WHAT YOU ARE ASKED TO DO —
Return each entry word for word, without its pictures.

(Stored records)
───
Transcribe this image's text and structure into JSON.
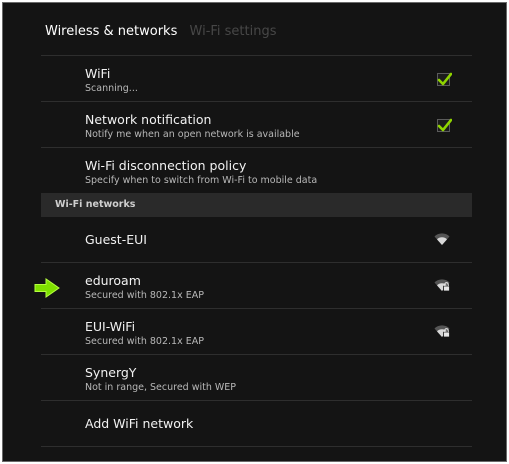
{
  "header": {
    "breadcrumb_active": "Wireless & networks",
    "breadcrumb_inactive": "Wi-Fi settings"
  },
  "settings": [
    {
      "title": "WiFi",
      "subtitle": "Scanning...",
      "checked": true
    },
    {
      "title": "Network notification",
      "subtitle": "Notify me when an open network is available",
      "checked": true
    },
    {
      "title": "Wi-Fi disconnection policy",
      "subtitle": "Specify when to switch from Wi-Fi to mobile data"
    }
  ],
  "networks_section": {
    "label": "Wi-Fi networks",
    "networks": [
      {
        "name": "Guest-EUI",
        "status": "",
        "icon": "wifi-signal-icon"
      },
      {
        "name": "eduroam",
        "status": "Secured with 802.1x EAP",
        "icon": "wifi-secured-icon"
      },
      {
        "name": "EUI-WiFi",
        "status": "Secured with 802.1x EAP",
        "icon": "wifi-secured-icon"
      },
      {
        "name": "SynergY",
        "status": "Not in range, Secured with WEP"
      }
    ],
    "add_network_label": "Add WiFi network"
  },
  "colors": {
    "background": "#141414",
    "check_accent": "#8fd400",
    "pointer_arrow": "#7fe000"
  }
}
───
OUTPUT —
Transcribe this image's text and structure into JSON.
{
  "header": {
    "breadcrumb_active": "Wireless & networks",
    "breadcrumb_inactive": "Wi-Fi settings"
  },
  "settings": [
    {
      "title": "WiFi",
      "subtitle": "Scanning...",
      "checked": true
    },
    {
      "title": "Network notification",
      "subtitle": "Notify me when an open network is available",
      "checked": true
    },
    {
      "title": "Wi-Fi disconnection policy",
      "subtitle": "Specify when to switch from Wi-Fi to mobile data"
    }
  ],
  "networks_section": {
    "label": "Wi-Fi networks",
    "networks": [
      {
        "name": "Guest-EUI",
        "status": "",
        "icon": "wifi-signal-icon"
      },
      {
        "name": "eduroam",
        "status": "Secured with 802.1x EAP",
        "icon": "wifi-secured-icon"
      },
      {
        "name": "EUI-WiFi",
        "status": "Secured with 802.1x EAP",
        "icon": "wifi-secured-icon"
      },
      {
        "name": "SynergY",
        "status": "Not in range, Secured with WEP"
      }
    ],
    "add_network_label": "Add WiFi network"
  },
  "colors": {
    "background": "#141414",
    "check_accent": "#8fd400",
    "pointer_arrow": "#7fe000"
  }
}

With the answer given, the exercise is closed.